The Business Plan states that regulated firms should invest in their operational resilience, in light of a growing level of cyber threats, operational risks and a complex geopolitical backdrop. While the FCA has always focused on the financial resilience of firms to ensure where necessary, wind down can happen without causing harm—operational resilience is a relatively new priority that became highly relevant during the 2020 global pandemic. The FCA will start assessing firms’ operational resilience ahead of the 2025 deadline for firms to demonstrate that they can remain within specified operational impact tolerances.
One of the FCA’s primary areas of focus is the reduction and prevention of financial crime. This focus combines the FCA’s aim to reduce scams and frauds for retail consumers and reduce the incidence of money laundering through firms. The FCA plans, among other things, to increase its proactive assessment of firms’ anti-money laundering (AML) systems and to control and develop the data-led analytical tools used in its AML supervisory work. The Business Plan also re-emphasised the FCA’s ongoing work to supervise AML within crypto asset firms, a sector of increasing importance for the FCA. The multiple references to AML within the Business Plan show that it remains a priority for the FCA.
Enforcement against Market Abuse
The FCA plans to deliver decisive action on market abuse. This plan has two important strands: first, to ensure that firms are resilient to market abuse and second, to deter wrongdoers by imposing sanctions. Specifically, the FCA plans to invest in the investigation and prosecution of fixed-income and commodities market manipulation, with a focus on very high-risk firms.
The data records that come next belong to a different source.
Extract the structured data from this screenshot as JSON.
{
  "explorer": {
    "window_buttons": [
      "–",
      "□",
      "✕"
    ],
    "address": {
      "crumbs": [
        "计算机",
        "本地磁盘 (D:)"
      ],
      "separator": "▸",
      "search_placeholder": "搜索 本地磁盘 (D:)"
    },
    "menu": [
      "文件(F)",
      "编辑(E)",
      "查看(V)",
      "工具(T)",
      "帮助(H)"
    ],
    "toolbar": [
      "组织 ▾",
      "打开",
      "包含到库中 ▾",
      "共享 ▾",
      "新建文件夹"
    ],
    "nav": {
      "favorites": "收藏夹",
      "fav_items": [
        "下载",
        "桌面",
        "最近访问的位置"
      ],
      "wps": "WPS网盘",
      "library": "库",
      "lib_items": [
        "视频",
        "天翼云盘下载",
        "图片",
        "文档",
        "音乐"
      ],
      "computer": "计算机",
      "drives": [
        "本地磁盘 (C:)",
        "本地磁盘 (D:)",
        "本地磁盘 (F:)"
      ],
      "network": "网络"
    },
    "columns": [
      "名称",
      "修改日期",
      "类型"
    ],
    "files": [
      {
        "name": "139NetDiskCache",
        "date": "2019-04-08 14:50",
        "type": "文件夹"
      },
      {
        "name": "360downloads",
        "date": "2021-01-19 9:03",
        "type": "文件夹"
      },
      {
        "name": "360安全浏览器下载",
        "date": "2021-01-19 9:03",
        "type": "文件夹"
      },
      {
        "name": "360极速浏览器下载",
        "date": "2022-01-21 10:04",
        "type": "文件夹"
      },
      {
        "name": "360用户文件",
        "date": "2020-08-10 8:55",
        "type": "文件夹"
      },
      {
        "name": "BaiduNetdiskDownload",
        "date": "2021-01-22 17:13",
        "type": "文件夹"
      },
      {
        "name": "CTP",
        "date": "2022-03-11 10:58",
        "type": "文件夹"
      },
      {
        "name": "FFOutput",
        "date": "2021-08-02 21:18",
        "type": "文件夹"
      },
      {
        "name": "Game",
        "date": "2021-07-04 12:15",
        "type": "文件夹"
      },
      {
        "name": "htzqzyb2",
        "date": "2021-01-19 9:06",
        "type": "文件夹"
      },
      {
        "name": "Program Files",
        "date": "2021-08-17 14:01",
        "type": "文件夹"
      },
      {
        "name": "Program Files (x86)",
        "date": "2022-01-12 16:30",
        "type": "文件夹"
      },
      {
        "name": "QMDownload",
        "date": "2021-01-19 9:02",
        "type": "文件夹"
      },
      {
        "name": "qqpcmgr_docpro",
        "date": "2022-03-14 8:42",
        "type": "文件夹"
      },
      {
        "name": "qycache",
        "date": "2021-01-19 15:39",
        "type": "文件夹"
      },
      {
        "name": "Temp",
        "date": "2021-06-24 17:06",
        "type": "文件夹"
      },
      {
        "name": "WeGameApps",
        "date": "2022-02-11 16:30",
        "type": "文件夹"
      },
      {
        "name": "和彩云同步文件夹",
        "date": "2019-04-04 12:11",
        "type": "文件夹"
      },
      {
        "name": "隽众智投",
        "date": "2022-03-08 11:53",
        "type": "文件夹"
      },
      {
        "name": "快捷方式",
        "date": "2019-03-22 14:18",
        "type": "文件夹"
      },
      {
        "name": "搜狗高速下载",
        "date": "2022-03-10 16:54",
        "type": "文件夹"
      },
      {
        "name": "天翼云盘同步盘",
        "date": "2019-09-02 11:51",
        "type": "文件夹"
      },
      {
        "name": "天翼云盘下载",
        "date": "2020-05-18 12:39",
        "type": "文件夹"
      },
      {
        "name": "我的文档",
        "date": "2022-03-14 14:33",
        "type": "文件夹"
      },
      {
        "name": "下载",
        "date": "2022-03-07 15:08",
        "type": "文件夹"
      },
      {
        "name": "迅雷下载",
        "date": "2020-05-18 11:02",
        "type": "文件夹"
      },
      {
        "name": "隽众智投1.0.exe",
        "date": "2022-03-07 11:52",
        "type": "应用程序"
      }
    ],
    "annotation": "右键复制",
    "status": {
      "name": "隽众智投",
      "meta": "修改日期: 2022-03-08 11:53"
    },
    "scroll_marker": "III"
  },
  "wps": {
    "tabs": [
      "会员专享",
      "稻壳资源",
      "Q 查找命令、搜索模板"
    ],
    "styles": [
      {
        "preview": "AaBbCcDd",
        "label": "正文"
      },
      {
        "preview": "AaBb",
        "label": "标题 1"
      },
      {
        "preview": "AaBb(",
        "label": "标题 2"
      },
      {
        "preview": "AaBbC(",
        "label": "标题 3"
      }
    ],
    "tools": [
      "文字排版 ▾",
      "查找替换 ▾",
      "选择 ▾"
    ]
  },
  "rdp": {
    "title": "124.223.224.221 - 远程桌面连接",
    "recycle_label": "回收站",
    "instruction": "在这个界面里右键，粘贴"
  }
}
Market abuse has always been an important area for the FCA, but this year’s Business Plan indicates that it has new, tangible plans to address this issue. If effective, these should result in new market abuse investigations opened, which may ultimately result in more civil and criminal insider dealing investigations and prosecutions.
Oversight of Appointed Representatives (“AR”)
The FCA will continue with its action to tighten supervision in the principal/AR space. The Business Plan confirms that there will be further engagement and scrutiny in this area from a regulatory perspective. The FCA criticised Principals for not adequately overseeing their ARs’ activities, putting consumers at an increased risk of being misled. Principals must become familiar with the FCA’s new rules and guidance to ensure compliance and minimise the risks associated with their ARs’ possible misselling to consumers. Reporting for principal firms under the new regulations will become fully effective later this year.
Financial Regulatory Framework Finally, the FCA expects to invest £12.7 million in 2023/24 to support its “Preparing financial services for the future” strategic commitment. This forms part of the post-Brexit Future Regulatory Framework (FRF), which will transfer even more responsibilities to the FCA and will reinforce accountability, scrutiny and transparency for regulated en